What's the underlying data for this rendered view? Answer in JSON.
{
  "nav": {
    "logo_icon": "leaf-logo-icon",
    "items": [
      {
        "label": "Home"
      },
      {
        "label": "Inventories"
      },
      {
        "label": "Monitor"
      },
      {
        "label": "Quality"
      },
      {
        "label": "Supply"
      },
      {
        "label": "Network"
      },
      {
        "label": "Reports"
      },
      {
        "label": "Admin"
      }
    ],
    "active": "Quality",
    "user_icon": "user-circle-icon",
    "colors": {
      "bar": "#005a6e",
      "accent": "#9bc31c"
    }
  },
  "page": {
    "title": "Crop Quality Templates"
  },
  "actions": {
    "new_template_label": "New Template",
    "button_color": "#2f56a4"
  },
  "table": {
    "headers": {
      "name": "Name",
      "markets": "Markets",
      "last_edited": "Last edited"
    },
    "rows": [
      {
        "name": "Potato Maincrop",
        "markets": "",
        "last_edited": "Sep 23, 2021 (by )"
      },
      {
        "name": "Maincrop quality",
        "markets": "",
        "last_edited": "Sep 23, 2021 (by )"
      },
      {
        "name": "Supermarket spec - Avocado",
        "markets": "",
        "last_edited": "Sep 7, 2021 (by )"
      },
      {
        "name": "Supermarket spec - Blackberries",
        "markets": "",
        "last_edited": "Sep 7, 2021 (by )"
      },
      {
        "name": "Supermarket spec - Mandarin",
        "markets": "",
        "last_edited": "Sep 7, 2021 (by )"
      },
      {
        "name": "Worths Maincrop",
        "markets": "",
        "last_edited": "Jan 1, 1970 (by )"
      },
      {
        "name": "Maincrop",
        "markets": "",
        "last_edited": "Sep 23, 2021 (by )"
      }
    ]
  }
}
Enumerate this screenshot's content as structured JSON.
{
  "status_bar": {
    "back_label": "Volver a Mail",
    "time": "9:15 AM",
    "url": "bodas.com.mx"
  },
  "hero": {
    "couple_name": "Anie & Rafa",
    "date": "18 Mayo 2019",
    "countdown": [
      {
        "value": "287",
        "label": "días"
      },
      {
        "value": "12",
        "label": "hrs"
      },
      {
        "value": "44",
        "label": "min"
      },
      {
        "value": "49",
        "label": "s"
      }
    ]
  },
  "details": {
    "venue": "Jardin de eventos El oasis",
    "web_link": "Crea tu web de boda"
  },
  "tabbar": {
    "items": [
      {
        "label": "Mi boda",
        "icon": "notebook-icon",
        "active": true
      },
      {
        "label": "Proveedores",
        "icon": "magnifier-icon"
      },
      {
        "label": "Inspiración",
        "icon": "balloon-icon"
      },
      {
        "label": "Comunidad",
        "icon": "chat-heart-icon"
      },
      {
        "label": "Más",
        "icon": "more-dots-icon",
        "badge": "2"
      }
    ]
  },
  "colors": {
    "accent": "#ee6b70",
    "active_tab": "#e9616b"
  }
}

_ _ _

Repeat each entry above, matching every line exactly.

RESULT OF THE TASK
What's the underlying data for this rendered view? Answer in JSON.
{
  "nav": {
    "logo_icon": "leaf-logo-icon",
    "items": [
      {
        "label": "Home"
      },
      {
        "label": "Inventories"
      },
      {
        "label": "Monitor"
      },
      {
        "label": "Quality"
      },
      {
        "label": "Supply"
      },
      {
        "label": "Network"
      },
      {
        "label": "Reports"
      },
      {
        "label": "Admin"
      }
    ],
    "active": "Quality",
    "user_icon": "user-circle-icon",
    "colors": {
      "bar": "#005a6e",
      "accent": "#9bc31c"
    }
  },
  "page": {
    "title": "Crop Quality Templates"
  },
  "actions": {
    "new_template_label": "New Template",
    "button_color": "#2f56a4"
  },
  "table": {
    "headers": {
      "name": "Name",
      "markets": "Markets",
      "last_edited": "Last edited"
    },
    "rows": [
      {
        "name": "Potato Maincrop",
        "markets": "",
        "last_edited": "Sep 23, 2021 (by )"
      },
      {
        "name": "Maincrop quality",
        "markets": "",
        "last_edited": "Sep 23, 2021 (by )"
      },
      {
        "name": "Supermarket spec - Avocado",
        "markets": "",
        "last_edited": "Sep 7, 2021 (by )"
      },
      {
        "name": "Supermarket spec - Blackberries",
        "markets": "",
        "last_edited": "Sep 7, 2021 (by )"
      },
      {
        "name": "Supermarket spec - Mandarin",
        "markets": "",
        "last_edited": "Sep 7, 2021 (by )"
      },
      {
        "name": "Worths Maincrop",
        "markets": "",
        "last_edited": "Jan 1, 1970 (by )"
      },
      {
        "name": "Maincrop",
        "markets": "",
        "last_edited": "Sep 23, 2021 (by )"
      }
    ]
  }
}
Enumerate this screenshot's content as structured JSON.
{
  "status_bar": {
    "back_label": "Volver a Mail",
    "time": "9:15 AM",
    "url": "bodas.com.mx"
  },
  "hero": {
    "couple_name": "Anie & Rafa",
    "date": "18 Mayo 2019",
    "countdown": [
      {
        "value": "287",
        "label": "días"
      },
      {
        "value": "12",
        "label": "hrs"
      },
      {
        "value": "44",
        "label": "min"
      },
      {
        "value": "49",
        "label": "s"
      }
    ]
  },
  "details": {
    "venue": "Jardin de eventos El oasis",
    "web_link": "Crea tu web de boda"
  },
  "tabbar": {
    "items": [
      {
        "label": "Mi boda",
        "icon": "notebook-icon",
        "active": true
      },
      {
        "label": "Proveedores",
        "icon": "magnifier-icon"
      },
      {
        "label": "Inspiración",
        "icon": "balloon-icon"
      },
      {
        "label": "Comunidad",
        "icon": "chat-heart-icon"
      },
      {
        "label": "Más",
        "icon": "more-dots-icon",
        "badge": "2"
      }
    ]
  },
  "colors": {
    "accent": "#ee6b70",
    "active_tab": "#e9616b"
  }
}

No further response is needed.